::: WORKING DATA

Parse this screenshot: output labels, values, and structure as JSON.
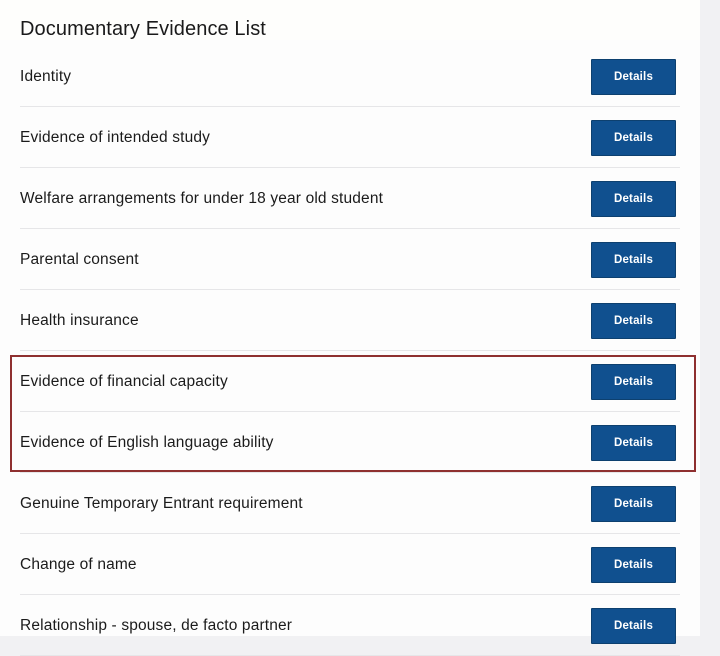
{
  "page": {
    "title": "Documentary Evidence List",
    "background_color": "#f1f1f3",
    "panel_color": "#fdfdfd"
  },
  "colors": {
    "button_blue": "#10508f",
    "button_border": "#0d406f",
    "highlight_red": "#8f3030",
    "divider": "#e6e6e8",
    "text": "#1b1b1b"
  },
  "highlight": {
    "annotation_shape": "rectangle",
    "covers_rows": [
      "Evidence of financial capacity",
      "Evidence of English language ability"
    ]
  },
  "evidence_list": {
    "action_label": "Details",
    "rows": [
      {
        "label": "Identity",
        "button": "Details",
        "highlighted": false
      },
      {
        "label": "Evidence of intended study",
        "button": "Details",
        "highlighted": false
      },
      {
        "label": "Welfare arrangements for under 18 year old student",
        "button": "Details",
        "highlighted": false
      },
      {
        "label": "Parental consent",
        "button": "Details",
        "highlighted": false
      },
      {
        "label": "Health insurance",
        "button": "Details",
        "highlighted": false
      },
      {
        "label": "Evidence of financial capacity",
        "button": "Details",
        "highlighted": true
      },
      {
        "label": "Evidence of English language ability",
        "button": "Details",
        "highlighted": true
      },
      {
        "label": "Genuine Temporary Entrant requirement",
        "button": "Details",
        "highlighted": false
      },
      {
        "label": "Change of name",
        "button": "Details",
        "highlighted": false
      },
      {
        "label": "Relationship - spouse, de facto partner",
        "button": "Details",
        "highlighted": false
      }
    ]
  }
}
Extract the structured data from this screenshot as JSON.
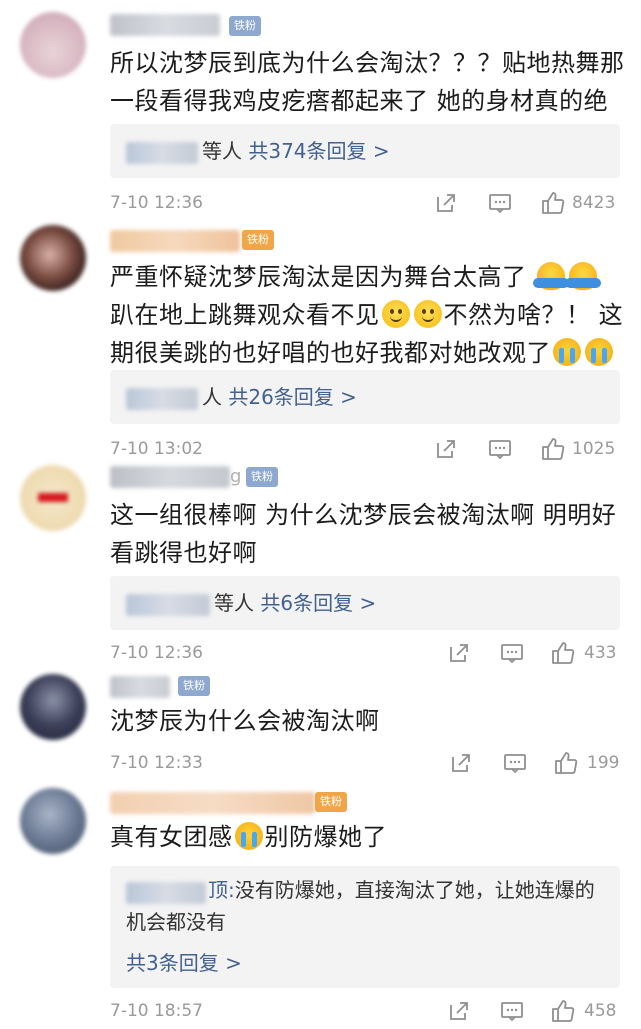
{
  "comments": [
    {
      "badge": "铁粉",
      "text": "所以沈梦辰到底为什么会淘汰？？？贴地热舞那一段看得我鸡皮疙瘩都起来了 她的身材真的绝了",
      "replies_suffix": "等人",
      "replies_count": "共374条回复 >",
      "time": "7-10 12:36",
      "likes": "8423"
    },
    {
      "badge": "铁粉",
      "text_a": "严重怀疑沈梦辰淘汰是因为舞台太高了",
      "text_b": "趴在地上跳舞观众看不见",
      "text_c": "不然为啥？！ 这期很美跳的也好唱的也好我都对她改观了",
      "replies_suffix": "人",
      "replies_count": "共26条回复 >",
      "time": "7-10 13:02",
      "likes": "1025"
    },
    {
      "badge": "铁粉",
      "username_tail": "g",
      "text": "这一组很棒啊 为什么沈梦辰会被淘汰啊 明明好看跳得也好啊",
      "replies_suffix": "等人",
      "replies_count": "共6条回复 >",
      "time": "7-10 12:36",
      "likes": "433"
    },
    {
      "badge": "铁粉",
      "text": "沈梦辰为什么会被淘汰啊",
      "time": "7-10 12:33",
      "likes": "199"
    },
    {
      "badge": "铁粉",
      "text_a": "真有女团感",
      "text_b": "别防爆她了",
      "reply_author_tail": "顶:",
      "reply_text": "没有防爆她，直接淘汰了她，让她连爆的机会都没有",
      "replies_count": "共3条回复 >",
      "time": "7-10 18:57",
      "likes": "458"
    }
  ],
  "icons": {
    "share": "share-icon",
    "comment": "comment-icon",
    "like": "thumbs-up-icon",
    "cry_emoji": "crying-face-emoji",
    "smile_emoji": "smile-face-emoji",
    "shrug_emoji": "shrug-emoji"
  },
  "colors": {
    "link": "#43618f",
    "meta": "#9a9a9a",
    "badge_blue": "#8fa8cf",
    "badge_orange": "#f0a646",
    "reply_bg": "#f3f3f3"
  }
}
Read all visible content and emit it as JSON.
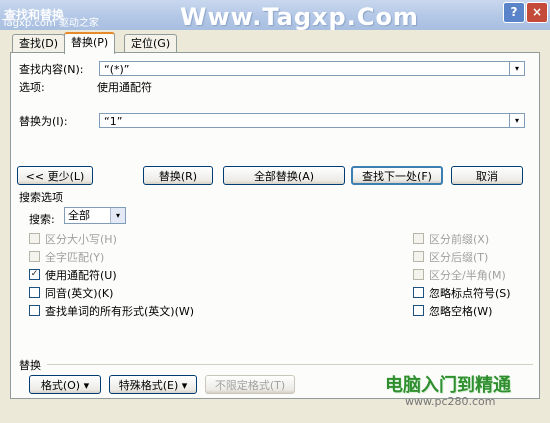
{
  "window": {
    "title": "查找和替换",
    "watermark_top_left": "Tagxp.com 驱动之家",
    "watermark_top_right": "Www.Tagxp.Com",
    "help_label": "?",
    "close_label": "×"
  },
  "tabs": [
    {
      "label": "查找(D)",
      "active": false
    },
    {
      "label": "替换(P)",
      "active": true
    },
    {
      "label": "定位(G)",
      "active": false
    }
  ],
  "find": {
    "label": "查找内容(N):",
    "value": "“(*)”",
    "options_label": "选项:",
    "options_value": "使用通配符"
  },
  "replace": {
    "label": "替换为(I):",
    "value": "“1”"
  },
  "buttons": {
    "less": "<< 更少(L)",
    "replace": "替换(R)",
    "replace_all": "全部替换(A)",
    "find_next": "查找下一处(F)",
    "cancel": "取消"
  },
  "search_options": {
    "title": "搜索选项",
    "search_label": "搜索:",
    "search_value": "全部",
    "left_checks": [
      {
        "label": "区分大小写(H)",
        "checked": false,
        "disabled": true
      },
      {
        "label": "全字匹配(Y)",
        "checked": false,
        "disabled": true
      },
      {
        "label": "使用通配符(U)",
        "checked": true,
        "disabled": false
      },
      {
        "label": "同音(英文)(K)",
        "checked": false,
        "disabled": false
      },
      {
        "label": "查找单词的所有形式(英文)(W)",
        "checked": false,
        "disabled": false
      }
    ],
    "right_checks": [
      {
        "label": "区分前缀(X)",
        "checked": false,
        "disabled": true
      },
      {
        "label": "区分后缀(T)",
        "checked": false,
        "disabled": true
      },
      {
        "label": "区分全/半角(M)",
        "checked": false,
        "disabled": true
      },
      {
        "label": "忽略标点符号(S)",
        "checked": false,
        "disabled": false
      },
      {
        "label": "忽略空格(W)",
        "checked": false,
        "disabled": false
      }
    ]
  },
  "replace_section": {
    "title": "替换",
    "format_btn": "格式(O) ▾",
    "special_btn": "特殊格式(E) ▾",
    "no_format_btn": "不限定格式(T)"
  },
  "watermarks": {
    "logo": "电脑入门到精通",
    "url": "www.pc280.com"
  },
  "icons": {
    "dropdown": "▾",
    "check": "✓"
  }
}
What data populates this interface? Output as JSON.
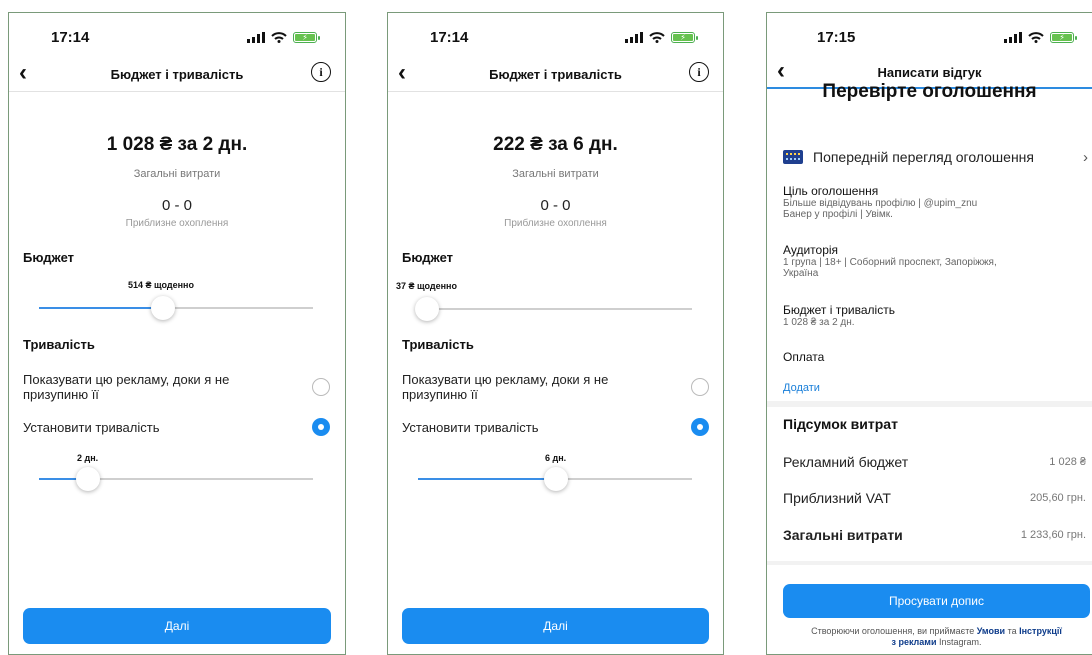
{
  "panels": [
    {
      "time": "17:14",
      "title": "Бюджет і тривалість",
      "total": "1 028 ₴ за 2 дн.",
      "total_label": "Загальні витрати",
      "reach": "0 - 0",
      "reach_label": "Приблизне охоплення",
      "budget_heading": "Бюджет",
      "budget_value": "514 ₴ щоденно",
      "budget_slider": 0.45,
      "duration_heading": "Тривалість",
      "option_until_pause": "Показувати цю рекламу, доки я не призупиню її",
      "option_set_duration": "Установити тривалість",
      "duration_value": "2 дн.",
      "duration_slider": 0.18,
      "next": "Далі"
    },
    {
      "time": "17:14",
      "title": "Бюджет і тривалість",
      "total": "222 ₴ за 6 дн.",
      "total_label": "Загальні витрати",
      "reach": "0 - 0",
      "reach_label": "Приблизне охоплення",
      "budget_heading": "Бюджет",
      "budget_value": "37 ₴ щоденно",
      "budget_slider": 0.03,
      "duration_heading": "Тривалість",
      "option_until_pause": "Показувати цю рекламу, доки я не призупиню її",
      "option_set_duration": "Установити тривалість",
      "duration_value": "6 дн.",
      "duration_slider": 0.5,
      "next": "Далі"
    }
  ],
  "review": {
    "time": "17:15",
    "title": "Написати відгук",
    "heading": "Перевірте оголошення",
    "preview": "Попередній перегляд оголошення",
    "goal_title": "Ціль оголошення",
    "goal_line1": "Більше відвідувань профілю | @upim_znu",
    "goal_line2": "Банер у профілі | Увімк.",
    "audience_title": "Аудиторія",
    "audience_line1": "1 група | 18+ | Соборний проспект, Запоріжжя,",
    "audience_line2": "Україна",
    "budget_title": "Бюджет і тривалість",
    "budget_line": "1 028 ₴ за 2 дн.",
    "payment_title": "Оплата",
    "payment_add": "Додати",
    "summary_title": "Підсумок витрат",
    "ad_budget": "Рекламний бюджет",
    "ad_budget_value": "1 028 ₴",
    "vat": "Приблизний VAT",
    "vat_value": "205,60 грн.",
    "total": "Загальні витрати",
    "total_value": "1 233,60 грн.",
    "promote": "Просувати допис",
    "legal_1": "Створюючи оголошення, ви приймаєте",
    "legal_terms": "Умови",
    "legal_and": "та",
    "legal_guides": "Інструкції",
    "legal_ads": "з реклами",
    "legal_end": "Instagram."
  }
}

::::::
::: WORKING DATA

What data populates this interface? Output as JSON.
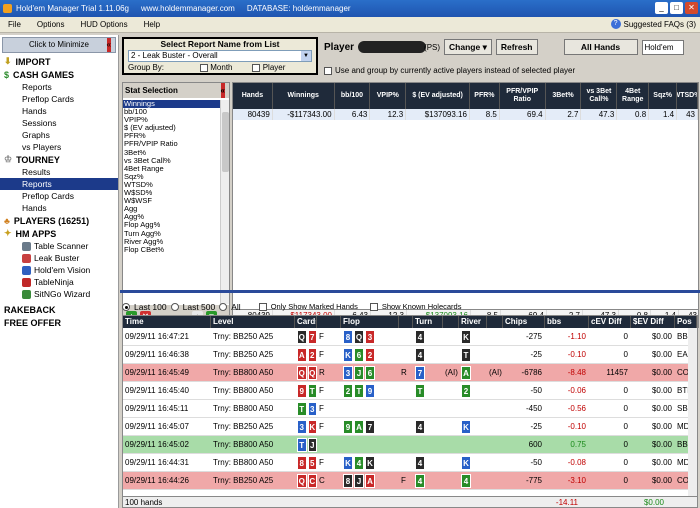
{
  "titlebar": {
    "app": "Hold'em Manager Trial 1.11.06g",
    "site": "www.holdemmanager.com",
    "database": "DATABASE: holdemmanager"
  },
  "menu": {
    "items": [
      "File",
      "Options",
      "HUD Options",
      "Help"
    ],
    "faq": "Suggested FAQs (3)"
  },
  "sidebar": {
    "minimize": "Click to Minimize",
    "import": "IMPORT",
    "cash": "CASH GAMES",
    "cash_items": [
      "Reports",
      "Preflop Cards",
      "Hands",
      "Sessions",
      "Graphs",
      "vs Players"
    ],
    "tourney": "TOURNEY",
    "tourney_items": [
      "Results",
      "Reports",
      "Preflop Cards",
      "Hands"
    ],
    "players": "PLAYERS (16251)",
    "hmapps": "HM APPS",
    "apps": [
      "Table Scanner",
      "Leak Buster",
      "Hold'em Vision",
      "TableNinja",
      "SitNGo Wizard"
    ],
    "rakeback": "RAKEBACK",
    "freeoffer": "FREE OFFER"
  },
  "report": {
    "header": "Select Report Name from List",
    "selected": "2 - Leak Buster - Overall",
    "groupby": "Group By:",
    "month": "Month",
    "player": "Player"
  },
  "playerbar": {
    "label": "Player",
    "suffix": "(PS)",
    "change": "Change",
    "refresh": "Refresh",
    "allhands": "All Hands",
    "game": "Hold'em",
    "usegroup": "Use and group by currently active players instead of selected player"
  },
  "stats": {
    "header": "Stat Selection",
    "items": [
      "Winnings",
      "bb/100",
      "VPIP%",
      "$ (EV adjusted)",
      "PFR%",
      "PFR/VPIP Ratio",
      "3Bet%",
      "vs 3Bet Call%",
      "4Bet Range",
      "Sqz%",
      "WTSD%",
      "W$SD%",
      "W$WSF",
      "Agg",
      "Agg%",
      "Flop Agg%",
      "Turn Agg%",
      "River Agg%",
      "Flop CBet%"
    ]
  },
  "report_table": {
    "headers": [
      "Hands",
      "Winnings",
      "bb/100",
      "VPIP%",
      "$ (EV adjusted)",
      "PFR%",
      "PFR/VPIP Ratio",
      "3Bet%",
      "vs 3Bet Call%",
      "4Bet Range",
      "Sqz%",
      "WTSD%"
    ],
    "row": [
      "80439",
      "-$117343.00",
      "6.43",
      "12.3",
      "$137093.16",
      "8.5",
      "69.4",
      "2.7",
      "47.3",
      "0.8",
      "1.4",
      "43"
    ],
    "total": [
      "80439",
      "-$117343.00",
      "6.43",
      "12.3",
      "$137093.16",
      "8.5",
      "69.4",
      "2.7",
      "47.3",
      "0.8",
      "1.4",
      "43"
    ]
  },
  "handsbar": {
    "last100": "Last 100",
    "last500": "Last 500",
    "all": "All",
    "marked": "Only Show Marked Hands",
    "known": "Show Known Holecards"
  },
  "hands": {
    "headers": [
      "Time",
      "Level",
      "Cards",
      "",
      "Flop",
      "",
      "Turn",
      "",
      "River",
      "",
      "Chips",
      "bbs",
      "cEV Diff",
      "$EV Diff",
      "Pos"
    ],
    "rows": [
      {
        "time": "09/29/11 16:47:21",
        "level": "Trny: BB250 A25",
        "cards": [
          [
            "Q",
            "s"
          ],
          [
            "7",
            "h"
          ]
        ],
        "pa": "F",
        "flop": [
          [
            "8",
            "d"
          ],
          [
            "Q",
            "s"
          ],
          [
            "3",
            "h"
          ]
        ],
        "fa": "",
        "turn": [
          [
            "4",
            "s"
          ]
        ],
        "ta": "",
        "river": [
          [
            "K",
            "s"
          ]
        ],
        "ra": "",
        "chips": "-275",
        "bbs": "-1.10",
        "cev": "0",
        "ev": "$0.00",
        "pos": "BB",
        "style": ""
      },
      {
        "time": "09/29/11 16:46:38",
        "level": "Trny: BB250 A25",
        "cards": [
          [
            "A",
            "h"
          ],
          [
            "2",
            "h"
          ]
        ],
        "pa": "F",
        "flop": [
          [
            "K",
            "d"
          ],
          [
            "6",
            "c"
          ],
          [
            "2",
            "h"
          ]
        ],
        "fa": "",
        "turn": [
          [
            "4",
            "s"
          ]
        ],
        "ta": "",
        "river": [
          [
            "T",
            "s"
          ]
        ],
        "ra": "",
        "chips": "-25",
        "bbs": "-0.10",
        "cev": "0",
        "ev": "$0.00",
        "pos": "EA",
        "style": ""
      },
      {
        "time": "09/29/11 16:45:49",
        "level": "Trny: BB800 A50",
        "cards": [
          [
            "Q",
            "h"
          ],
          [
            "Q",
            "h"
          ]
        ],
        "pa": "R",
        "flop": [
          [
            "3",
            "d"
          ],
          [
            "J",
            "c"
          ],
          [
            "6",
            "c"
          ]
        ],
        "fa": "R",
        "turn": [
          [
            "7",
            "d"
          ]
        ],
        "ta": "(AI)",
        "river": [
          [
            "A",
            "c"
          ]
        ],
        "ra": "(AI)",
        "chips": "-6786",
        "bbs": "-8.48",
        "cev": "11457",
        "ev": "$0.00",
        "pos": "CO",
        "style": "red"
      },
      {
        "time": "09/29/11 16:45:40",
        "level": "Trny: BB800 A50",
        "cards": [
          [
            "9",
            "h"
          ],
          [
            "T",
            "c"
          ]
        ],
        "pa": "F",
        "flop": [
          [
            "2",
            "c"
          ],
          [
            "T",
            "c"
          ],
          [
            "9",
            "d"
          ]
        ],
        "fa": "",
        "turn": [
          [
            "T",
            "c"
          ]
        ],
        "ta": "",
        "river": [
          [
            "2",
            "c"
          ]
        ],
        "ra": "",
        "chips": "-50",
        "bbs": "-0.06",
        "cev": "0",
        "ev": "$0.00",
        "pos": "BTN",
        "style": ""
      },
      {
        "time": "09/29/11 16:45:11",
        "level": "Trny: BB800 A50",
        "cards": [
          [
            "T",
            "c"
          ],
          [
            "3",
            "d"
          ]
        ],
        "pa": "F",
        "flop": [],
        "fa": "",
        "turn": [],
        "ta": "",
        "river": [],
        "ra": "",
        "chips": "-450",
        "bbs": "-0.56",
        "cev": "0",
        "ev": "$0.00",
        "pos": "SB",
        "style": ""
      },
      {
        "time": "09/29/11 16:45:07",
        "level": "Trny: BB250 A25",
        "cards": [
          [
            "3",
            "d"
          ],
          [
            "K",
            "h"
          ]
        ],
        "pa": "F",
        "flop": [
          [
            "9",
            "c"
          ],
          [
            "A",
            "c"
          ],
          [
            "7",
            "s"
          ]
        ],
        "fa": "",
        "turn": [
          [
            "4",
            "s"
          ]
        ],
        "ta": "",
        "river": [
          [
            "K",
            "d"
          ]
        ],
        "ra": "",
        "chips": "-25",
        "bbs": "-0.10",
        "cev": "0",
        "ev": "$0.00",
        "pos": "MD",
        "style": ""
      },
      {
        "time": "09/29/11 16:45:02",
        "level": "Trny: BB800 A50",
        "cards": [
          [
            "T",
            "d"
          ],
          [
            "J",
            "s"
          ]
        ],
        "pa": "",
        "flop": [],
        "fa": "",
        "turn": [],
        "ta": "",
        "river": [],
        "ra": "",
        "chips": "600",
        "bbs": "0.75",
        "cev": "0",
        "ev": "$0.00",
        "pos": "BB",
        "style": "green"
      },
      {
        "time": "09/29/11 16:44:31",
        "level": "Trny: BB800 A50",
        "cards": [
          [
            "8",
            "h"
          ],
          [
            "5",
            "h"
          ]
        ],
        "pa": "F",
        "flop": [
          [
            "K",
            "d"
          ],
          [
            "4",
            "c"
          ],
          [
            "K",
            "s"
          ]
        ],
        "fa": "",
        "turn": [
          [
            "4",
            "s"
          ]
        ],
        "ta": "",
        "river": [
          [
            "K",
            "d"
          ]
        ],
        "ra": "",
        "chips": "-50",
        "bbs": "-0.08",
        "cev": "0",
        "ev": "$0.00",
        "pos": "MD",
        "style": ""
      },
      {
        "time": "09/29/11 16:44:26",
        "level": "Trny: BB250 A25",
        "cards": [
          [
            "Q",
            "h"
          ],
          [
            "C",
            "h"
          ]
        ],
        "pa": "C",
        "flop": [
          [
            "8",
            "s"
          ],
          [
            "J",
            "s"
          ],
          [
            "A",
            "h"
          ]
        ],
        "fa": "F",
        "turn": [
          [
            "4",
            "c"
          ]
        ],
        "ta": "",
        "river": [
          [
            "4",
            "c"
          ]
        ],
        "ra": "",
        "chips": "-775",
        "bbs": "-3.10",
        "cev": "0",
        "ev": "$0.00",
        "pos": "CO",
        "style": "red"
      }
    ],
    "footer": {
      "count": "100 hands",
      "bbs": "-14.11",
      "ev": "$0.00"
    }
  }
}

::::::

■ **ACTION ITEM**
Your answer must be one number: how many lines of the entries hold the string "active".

■ **WRITTEN SOLUTION**
4